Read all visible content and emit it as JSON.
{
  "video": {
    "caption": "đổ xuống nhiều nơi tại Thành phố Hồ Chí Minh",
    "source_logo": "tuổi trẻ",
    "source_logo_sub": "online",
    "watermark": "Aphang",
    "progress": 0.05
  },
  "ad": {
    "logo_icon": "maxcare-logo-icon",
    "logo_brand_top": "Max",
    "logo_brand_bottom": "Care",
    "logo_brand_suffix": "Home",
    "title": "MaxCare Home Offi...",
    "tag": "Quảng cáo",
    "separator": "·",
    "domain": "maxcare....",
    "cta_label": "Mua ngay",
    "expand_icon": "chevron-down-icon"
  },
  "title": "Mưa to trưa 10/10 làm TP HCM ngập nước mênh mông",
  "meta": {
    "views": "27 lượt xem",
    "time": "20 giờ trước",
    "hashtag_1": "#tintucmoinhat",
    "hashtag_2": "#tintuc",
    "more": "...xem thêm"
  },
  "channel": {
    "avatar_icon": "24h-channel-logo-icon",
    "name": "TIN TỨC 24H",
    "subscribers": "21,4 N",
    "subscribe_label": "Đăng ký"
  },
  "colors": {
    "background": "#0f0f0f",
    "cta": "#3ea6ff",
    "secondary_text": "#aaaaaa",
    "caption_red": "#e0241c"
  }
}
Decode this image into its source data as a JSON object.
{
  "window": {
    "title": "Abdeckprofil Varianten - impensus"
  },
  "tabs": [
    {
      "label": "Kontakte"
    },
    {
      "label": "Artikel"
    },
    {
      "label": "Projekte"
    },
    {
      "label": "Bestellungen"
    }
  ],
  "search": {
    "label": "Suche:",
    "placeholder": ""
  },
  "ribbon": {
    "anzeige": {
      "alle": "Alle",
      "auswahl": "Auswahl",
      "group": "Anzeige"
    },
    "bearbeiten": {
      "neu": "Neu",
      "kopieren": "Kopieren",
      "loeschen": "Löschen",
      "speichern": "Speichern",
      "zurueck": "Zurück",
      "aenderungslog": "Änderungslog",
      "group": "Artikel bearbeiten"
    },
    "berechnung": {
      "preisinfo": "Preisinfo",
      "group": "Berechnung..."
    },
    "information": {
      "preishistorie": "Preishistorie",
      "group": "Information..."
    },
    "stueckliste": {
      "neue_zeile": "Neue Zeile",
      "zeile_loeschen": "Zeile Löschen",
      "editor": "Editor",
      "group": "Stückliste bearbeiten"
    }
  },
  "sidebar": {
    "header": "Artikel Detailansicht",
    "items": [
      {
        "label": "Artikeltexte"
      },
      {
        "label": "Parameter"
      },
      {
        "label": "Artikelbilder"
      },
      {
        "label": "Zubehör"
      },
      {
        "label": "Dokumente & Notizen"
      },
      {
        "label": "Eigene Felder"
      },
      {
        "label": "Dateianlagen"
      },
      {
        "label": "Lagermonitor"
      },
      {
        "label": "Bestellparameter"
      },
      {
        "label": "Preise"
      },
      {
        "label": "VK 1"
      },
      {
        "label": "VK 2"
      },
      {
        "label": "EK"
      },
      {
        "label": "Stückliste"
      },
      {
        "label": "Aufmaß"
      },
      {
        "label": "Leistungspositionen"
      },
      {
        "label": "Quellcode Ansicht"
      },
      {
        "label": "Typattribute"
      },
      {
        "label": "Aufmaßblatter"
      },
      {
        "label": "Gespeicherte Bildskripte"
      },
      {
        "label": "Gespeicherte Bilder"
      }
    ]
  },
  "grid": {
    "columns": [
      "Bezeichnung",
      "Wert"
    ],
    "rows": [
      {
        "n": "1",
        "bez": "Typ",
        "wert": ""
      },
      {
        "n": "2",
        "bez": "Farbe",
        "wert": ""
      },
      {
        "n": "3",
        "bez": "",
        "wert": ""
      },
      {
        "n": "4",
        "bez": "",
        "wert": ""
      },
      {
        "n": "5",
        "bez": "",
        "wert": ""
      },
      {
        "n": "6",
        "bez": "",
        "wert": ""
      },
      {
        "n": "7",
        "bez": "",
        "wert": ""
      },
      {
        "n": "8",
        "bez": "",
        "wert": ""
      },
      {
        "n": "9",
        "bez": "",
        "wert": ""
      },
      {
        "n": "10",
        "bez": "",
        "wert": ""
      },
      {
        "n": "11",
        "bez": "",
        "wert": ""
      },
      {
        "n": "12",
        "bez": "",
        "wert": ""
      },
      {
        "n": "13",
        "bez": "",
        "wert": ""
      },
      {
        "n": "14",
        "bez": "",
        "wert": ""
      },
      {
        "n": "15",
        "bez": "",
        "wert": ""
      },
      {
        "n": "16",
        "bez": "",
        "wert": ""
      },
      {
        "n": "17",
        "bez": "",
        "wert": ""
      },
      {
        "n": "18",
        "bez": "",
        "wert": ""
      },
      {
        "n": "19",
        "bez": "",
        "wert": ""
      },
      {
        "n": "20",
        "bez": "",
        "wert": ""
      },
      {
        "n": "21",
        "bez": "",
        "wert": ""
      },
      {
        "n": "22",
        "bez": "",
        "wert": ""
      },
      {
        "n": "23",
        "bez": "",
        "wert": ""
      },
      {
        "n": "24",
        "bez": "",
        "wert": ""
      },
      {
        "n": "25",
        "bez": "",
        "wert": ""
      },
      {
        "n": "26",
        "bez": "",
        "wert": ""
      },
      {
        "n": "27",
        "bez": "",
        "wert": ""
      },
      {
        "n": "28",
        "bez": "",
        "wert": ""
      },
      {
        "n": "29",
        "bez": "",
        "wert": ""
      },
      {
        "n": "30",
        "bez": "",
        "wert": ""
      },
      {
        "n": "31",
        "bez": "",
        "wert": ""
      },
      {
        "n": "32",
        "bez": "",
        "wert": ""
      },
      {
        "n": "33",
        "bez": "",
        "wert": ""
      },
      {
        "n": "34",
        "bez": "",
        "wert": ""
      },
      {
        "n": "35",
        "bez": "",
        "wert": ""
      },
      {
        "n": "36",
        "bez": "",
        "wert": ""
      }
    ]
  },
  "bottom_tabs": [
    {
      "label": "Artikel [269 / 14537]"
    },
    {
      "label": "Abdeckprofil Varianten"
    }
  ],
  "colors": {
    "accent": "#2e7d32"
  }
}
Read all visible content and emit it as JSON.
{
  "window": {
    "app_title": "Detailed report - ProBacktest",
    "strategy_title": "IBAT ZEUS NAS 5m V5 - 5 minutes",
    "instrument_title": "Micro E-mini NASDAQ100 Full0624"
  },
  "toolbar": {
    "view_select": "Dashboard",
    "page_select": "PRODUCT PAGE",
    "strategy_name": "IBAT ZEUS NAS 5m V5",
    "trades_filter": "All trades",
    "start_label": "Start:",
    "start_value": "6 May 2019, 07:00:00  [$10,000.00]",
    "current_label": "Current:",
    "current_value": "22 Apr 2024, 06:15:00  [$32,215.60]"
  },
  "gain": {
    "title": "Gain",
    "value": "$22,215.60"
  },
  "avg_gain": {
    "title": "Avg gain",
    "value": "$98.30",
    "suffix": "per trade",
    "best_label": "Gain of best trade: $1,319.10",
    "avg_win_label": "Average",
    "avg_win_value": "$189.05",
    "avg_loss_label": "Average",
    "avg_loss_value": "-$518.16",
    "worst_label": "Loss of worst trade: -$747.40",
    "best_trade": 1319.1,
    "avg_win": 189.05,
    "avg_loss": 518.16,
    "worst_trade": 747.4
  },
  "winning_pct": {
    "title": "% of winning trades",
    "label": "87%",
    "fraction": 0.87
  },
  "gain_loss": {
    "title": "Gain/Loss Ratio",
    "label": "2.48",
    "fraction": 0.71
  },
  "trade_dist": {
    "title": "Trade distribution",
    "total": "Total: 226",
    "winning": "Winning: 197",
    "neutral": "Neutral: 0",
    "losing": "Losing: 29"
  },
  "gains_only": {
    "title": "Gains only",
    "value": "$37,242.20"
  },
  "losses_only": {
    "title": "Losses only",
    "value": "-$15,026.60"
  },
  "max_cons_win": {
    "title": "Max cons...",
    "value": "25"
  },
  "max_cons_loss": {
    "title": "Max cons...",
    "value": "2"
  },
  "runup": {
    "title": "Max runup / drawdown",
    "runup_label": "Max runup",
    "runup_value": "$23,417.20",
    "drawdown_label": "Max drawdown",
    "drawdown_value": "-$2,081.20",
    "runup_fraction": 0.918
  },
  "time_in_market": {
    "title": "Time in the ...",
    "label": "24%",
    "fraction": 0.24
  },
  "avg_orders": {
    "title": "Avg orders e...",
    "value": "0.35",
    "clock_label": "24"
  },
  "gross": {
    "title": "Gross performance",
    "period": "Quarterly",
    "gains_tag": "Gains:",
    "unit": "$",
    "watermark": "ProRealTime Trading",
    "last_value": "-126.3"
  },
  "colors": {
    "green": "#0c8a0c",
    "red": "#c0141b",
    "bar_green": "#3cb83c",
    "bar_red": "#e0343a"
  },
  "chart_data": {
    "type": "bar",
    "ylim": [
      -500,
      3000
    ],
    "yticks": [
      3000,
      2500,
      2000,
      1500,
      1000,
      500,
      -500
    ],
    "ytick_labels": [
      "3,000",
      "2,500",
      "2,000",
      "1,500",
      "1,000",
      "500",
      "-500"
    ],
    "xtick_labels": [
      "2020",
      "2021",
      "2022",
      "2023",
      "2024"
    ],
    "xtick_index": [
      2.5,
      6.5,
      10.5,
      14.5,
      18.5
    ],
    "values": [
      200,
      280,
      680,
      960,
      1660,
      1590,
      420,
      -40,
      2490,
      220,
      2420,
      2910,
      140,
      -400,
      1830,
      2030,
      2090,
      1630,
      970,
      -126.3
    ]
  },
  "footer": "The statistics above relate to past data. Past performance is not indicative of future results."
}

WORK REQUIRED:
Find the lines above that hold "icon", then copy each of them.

ANSWER BELOW:
    "logo_icon": "maxcare-logo-icon",
    "expand_icon": "chevron-down-icon"
    "avatar_icon": "24h-channel-logo-icon",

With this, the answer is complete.